___ RECORDS SHOWN

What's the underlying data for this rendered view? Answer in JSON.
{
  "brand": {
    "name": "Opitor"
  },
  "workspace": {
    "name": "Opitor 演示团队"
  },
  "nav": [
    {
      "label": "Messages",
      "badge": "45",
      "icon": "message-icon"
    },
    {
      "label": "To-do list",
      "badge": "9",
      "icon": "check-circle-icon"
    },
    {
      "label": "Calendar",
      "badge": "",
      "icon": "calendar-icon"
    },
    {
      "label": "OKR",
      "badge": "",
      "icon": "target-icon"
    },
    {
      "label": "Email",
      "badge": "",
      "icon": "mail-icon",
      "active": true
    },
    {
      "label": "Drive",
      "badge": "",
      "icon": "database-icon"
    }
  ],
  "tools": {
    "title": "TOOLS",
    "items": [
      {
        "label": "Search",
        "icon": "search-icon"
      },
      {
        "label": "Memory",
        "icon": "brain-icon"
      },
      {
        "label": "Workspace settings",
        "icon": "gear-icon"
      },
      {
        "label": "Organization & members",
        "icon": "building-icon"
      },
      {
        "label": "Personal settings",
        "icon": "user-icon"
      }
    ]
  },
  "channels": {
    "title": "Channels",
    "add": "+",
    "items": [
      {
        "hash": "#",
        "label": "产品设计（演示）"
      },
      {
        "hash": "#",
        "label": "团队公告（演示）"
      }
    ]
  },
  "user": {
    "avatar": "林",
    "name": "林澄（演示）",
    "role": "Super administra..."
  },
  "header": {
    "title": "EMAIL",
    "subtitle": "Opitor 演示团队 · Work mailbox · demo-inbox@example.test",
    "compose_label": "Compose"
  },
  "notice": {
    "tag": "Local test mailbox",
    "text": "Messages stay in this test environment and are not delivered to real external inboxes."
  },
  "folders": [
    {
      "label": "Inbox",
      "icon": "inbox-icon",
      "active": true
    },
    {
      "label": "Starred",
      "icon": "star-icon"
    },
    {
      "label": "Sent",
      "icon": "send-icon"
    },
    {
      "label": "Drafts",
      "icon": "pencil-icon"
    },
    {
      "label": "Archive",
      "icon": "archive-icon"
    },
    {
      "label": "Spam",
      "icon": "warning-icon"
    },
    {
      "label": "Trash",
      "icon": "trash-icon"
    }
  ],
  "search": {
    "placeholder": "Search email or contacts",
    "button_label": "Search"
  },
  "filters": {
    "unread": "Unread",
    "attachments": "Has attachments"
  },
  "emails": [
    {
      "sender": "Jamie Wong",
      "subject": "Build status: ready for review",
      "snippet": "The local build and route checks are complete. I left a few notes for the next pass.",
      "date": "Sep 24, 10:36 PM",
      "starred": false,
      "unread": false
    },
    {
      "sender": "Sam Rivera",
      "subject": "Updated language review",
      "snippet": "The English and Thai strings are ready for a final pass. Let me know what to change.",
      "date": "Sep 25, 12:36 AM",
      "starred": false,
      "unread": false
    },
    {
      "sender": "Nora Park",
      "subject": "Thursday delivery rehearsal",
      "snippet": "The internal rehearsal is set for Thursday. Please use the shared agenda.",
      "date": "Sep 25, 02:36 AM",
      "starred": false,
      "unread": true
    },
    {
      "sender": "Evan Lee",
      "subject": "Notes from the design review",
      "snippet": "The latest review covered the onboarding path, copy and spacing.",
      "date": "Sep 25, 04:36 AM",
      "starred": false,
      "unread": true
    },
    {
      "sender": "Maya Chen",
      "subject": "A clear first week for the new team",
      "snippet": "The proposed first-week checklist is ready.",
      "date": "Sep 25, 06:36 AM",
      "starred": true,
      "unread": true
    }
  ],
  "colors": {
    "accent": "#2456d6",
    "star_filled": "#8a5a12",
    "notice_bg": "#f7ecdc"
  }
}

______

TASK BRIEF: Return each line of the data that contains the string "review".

YOUR SOLUTION:
      "subject": "Build status: ready for review",
      "subject": "Updated language review",
      "subject": "Notes from the design review",
      "snippet": "The latest review covered the onboarding path, copy and spacing.",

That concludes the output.